Try it:
Each line below must be reproduced exactly as it stands. Pictures stay out of the copy.

(Page and application data records)
■ ■ ■ ■ ■
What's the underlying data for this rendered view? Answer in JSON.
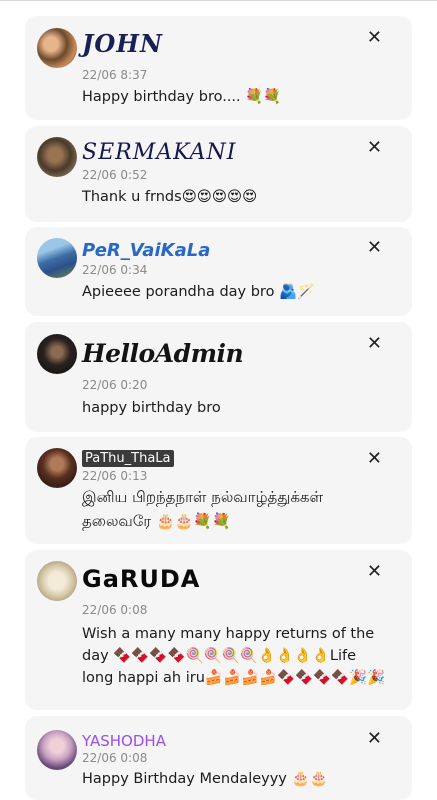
{
  "comments": [
    {
      "name": "JOHN",
      "time": "22/06 8:37",
      "message": "Happy birthday bro.... 💐💐"
    },
    {
      "name": "SERMAKANI",
      "time": "22/06 0:52",
      "message": "Thank u frnds😍😍😍😍😍"
    },
    {
      "name": "PeR_VaiKaLa",
      "time": "22/06 0:34",
      "message": "Apieeee porandha day bro 🫂🪄"
    },
    {
      "name": "HelloAdmin",
      "time": "22/06 0:20",
      "message": "happy birthday bro"
    },
    {
      "name": "PaThu_ThaLa",
      "time": "22/06 0:13",
      "message": "இனிய பிறந்தநாள் நல்வாழ்த்துக்கள் தலைவரே 🎂🎂💐💐"
    },
    {
      "name": "GaRUDA",
      "time": "22/06 0:08",
      "message": "Wish a many many happy returns of the day 🍫🍫🍫🍫🍭🍭🍭🍭👌👌👌👌Life long happi ah iru🍰🍰🍰🍰🍫🍫🍫🍫🎉🎉"
    },
    {
      "name": "YASHODHA",
      "time": "22/06 0:08",
      "message": "Happy Birthday Mendaleyyy 🎂🎂"
    }
  ],
  "colors": {
    "card_background": "#f5f5f5",
    "timestamp": "#8a8a8a",
    "per_name": "#2a68c6",
    "yashodha_name": "#9a4fe8"
  },
  "icons": {
    "close": "close-icon"
  }
}
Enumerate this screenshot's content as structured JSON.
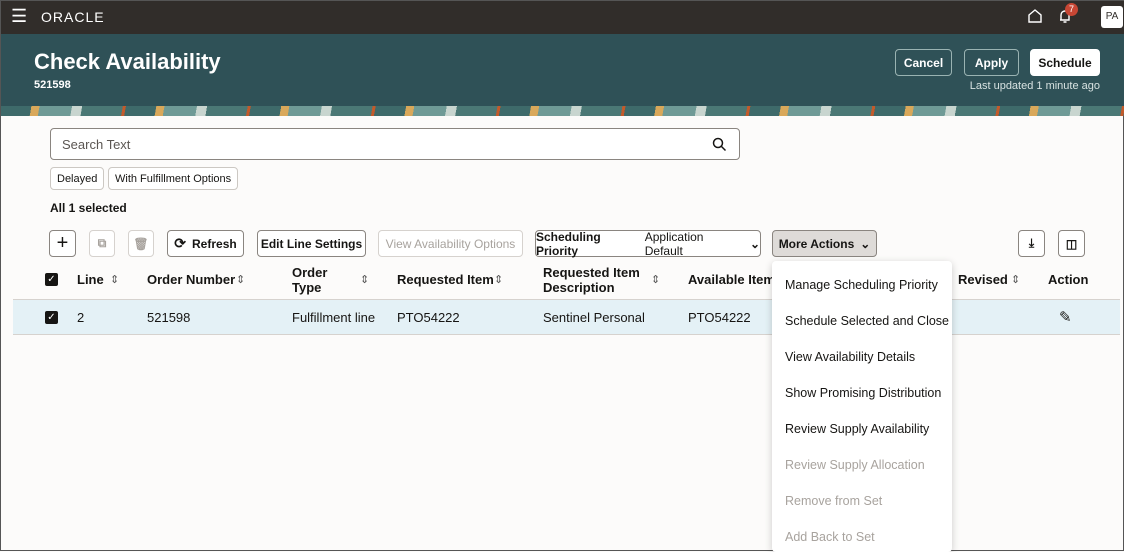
{
  "topbar": {
    "brand": "ORACLE",
    "notification_count": "7",
    "avatar": "PA"
  },
  "header": {
    "title": "Check Availability",
    "subtitle": "521598",
    "cancel": "Cancel",
    "apply": "Apply",
    "schedule": "Schedule",
    "last_updated": "Last updated 1 minute ago"
  },
  "search": {
    "placeholder": "Search Text"
  },
  "filters": [
    "Delayed",
    "With Fulfillment Options"
  ],
  "selection": "All 1 selected",
  "toolbar": {
    "refresh": "Refresh",
    "edit_line_settings": "Edit Line Settings",
    "view_availability_options": "View Availability Options",
    "priority_label": "Scheduling Priority",
    "priority_value": "Application Default",
    "more_actions": "More Actions"
  },
  "table": {
    "headers": {
      "line": "Line",
      "order_number": "Order Number",
      "order_type_1": "Order",
      "order_type_2": "Type",
      "requested_item": "Requested Item",
      "req_desc_1": "Requested Item",
      "req_desc_2": "Description",
      "available_item": "Available Item",
      "revised": "Revised",
      "action": "Action"
    },
    "rows": [
      {
        "line": "2",
        "order_number": "521598",
        "order_type": "Fulfillment line",
        "requested_item": "PTO54222",
        "description": "Sentinel Personal",
        "available_item": "PTO54222"
      }
    ]
  },
  "menu": [
    {
      "label": "Manage Scheduling Priority",
      "enabled": true
    },
    {
      "label": "Schedule Selected and Close",
      "enabled": true
    },
    {
      "label": "View Availability Details",
      "enabled": true
    },
    {
      "label": "Show Promising Distribution",
      "enabled": true
    },
    {
      "label": "Review Supply Availability",
      "enabled": true
    },
    {
      "label": "Review Supply Allocation",
      "enabled": false
    },
    {
      "label": "Remove from Set",
      "enabled": false
    },
    {
      "label": "Add Back to Set",
      "enabled": false
    }
  ]
}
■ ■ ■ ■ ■
Expected answer:
What's the underlying data for this rendered view? Answer in JSON.
{
  "comments": [
    {
      "name": "JOHN",
      "time": "22/06 8:37",
      "message": "Happy birthday bro.... 💐💐"
    },
    {
      "name": "SERMAKANI",
      "time": "22/06 0:52",
      "message": "Thank u frnds😍😍😍😍😍"
    },
    {
      "name": "PeR_VaiKaLa",
      "time": "22/06 0:34",
      "message": "Apieeee porandha day bro 🫂🪄"
    },
    {
      "name": "HelloAdmin",
      "time": "22/06 0:20",
      "message": "happy birthday bro"
    },
    {
      "name": "PaThu_ThaLa",
      "time": "22/06 0:13",
      "message": "இனிய பிறந்தநாள் நல்வாழ்த்துக்கள் தலைவரே 🎂🎂💐💐"
    },
    {
      "name": "GaRUDA",
      "time": "22/06 0:08",
      "message": "Wish a many many happy returns of the day 🍫🍫🍫🍫🍭🍭🍭🍭👌👌👌👌Life long happi ah iru🍰🍰🍰🍰🍫🍫🍫🍫🎉🎉"
    },
    {
      "name": "YASHODHA",
      "time": "22/06 0:08",
      "message": "Happy Birthday Mendaleyyy 🎂🎂"
    }
  ],
  "colors": {
    "card_background": "#f5f5f5",
    "timestamp": "#8a8a8a",
    "per_name": "#2a68c6",
    "yashodha_name": "#9a4fe8"
  },
  "icons": {
    "close": "close-icon"
  }
}
Enumerate this screenshot's content as structured JSON.
{
  "topbar": {
    "brand": "ORACLE",
    "notification_count": "7",
    "avatar": "PA"
  },
  "header": {
    "title": "Check Availability",
    "subtitle": "521598",
    "cancel": "Cancel",
    "apply": "Apply",
    "schedule": "Schedule",
    "last_updated": "Last updated 1 minute ago"
  },
  "search": {
    "placeholder": "Search Text"
  },
  "filters": [
    "Delayed",
    "With Fulfillment Options"
  ],
  "selection": "All 1 selected",
  "toolbar": {
    "refresh": "Refresh",
    "edit_line_settings": "Edit Line Settings",
    "view_availability_options": "View Availability Options",
    "priority_label": "Scheduling Priority",
    "priority_value": "Application Default",
    "more_actions": "More Actions"
  },
  "table": {
    "headers": {
      "line": "Line",
      "order_number": "Order Number",
      "order_type_1": "Order",
      "order_type_2": "Type",
      "requested_item": "Requested Item",
      "req_desc_1": "Requested Item",
      "req_desc_2": "Description",
      "available_item": "Available Item",
      "revised": "Revised",
      "action": "Action"
    },
    "rows": [
      {
        "line": "2",
        "order_number": "521598",
        "order_type": "Fulfillment line",
        "requested_item": "PTO54222",
        "description": "Sentinel Personal",
        "available_item": "PTO54222"
      }
    ]
  },
  "menu": [
    {
      "label": "Manage Scheduling Priority",
      "enabled": true
    },
    {
      "label": "Schedule Selected and Close",
      "enabled": true
    },
    {
      "label": "View Availability Details",
      "enabled": true
    },
    {
      "label": "Show Promising Distribution",
      "enabled": true
    },
    {
      "label": "Review Supply Availability",
      "enabled": true
    },
    {
      "label": "Review Supply Allocation",
      "enabled": false
    },
    {
      "label": "Remove from Set",
      "enabled": false
    },
    {
      "label": "Add Back to Set",
      "enabled": false
    }
  ]
}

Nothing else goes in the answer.